“Moshiri was influenced by Afghan ‘war rugs’—people got so used to seeing drones and other aircrafts in the sky that they started including them into the designs of their carpets. The piece is made from 32 machine-made carpets. It represents an aircraft that has crashed into Eastern civilization and simply ripped it apart.”



Untitled (Metamorphosis Series)
Alireza Dayani • 2009

“This piece is about the theory of evolution. Dayani has an aquarium in his house, so he used some of his fish as models for this piece.”



We Will Join Hands in Love and Rebuild Our Country
Rokni Haerizadeh • 2012

“This guy is a jester personified. He lives with his brother in Dubai, and he can’t go back to Iran because his work is critical of the regime. The piece is about the movement to rebuild Iran after the war. He’s making fun of how the nation was all about that kumbaya spirit, equating it to everyone being crammed into an animal going nowhere. The man riding the animal is Mullah Nasruddin, a well-known comedy character who supposedly rode his donkey backwards. The figure to the side is a western photographer, watching the ludicrous spectacle.”


15 calligraphy

Left: Mohebbat
Mohammad Ehsai • 2006

“We close the exhibit with a more traditional aesthetic: calligraphy. Mohebbat means kindness. It’s written four times in four different directions, but the glue that binds they together is mohebbat.”

Right: Blue Heech
Parviz Tanavoli • 2005

“This artist created modern sculpture for Iran. Heech means nothingness, and he’s made these in all colours, mediums and sizes since the 1970s.”



Left: Becoming
Morteza Ahmadvand • 2015

“In this piece, there are three videos that show the three emblems of the Abrahamic religions—the cross, the kaaba and the star of David—slowly rotating and morphing into a sphere, perhaps a reference to our planet. There’s also a physical sphere, made from fibreglass.”
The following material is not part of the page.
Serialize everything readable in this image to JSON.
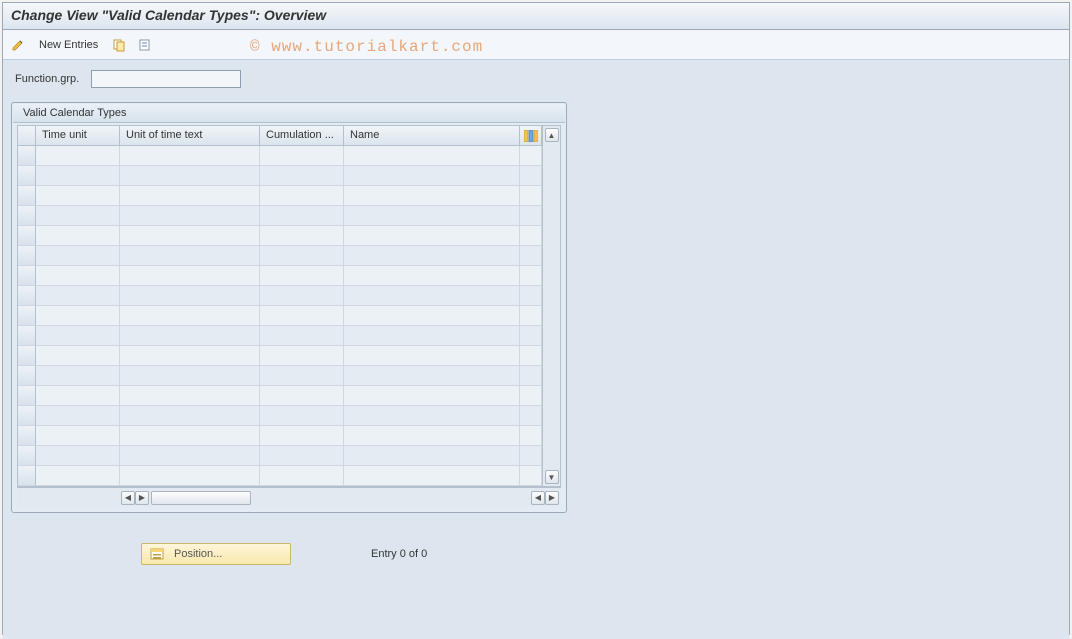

Right: We Haven’t Landed on Earth Yet
Ali Banisadr • 2012

“This is a battle scene. The fury of the battle has shattered the fight into abstraction. Banisadr’s work is encyclopedic—it borrows from different places. This piece looks a mix of miniature Persian paintings and the grotesque work of Hieronymus Bosch.”


14 steel-2

Parsec #15
Timo Nasseri • 2009

“This piece takes cues from muqarnas, the characteristic honeycomb vaults in mosques. The title, parsec, is a unit of distance used in astronomy, implying that it’s an object that has come from outer space and is probably deadly.”


February 16, 2017

This post has been updated from an earlier version.